Flowering Season

The small pom-pom like blooms appear in mid-spring and are held between two uneven, pure white bracts that are up to 15cm long.

Pests and Diseases

Canker, coral spot, leaf blight and scale insects. Leaf blotch can be a significant problem. Powdery mildew and anthracnose are also frequent problems. Leaf scorch (brown edges) may occur in droughty conditions or on sites exposed to wind.

Parts Used


The leaves are the commonly used parts of the tree for its limited medicinal and commercial value.

Medicinal Applications


• It is used by indigenous people to externally treat wounds, haemorrhoids and fractures.

• It is used in treating in treating stomach ulcers, ulcerative colitis, dysentery and diarrhea.

• It is mainly used in treating skin infections, fungi, rashes, and dermatitis.

• As a topical cream it was used for boils and sores.

Commercial Applications


• China where it reaches 20 metres in height. It deserves to be more frequently used here in landscape design, but trees under 20 years of age flower r sparsely.

• The dove tree makes excellent firewood.

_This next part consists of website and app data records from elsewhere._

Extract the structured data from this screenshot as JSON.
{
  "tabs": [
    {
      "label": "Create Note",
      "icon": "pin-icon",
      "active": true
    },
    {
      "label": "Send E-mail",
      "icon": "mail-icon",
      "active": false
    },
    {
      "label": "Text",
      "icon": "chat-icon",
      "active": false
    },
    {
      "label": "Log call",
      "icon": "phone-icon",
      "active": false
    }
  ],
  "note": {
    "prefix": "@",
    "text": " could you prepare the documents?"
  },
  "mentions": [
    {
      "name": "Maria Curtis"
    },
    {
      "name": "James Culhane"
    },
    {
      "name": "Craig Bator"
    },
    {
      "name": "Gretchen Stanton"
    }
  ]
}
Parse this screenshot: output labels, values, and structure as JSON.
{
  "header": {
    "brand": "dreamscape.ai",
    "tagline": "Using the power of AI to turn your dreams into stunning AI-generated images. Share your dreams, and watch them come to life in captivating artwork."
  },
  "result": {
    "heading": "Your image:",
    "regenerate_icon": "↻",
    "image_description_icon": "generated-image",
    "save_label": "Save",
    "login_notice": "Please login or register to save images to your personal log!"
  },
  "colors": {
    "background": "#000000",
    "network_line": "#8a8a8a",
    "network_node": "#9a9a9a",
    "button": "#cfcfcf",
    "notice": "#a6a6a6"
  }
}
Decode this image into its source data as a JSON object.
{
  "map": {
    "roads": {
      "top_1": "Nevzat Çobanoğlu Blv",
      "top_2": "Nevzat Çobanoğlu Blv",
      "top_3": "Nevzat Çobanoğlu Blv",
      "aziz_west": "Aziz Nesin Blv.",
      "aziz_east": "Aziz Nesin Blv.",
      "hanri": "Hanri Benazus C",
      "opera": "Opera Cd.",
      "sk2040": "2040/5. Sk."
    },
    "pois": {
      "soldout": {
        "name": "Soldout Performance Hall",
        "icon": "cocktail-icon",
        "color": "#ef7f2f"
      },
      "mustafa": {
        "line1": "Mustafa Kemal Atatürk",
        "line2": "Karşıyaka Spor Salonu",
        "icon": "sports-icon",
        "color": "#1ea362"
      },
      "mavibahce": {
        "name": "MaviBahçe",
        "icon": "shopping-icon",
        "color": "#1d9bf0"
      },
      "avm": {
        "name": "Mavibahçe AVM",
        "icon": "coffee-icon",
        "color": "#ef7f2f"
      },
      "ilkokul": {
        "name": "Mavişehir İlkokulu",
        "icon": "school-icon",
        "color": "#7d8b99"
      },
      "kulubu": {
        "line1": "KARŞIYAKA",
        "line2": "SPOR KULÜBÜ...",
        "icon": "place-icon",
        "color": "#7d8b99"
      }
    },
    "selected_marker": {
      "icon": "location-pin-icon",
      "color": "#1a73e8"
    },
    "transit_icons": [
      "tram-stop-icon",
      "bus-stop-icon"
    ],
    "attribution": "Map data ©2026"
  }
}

• The bark has been used as a roofing material.

• The leaves are either eaten raw or cooked.


The astro reports for the dove tree say that it is governed by the celestial body Moon.

Folklores and Myths

The Dove tree (Davidia involucrata), whose flower became a symbol of the Przelewice Dendrological Garden and is embodied in the coat of arms of Przelewice Borough, is listed in the World Red Book of endangered and extinct plants worldwide. The folklores says that the tree got its name when on a windy day the white bracts of the flowers started fluttering like the white doves flying in the sky.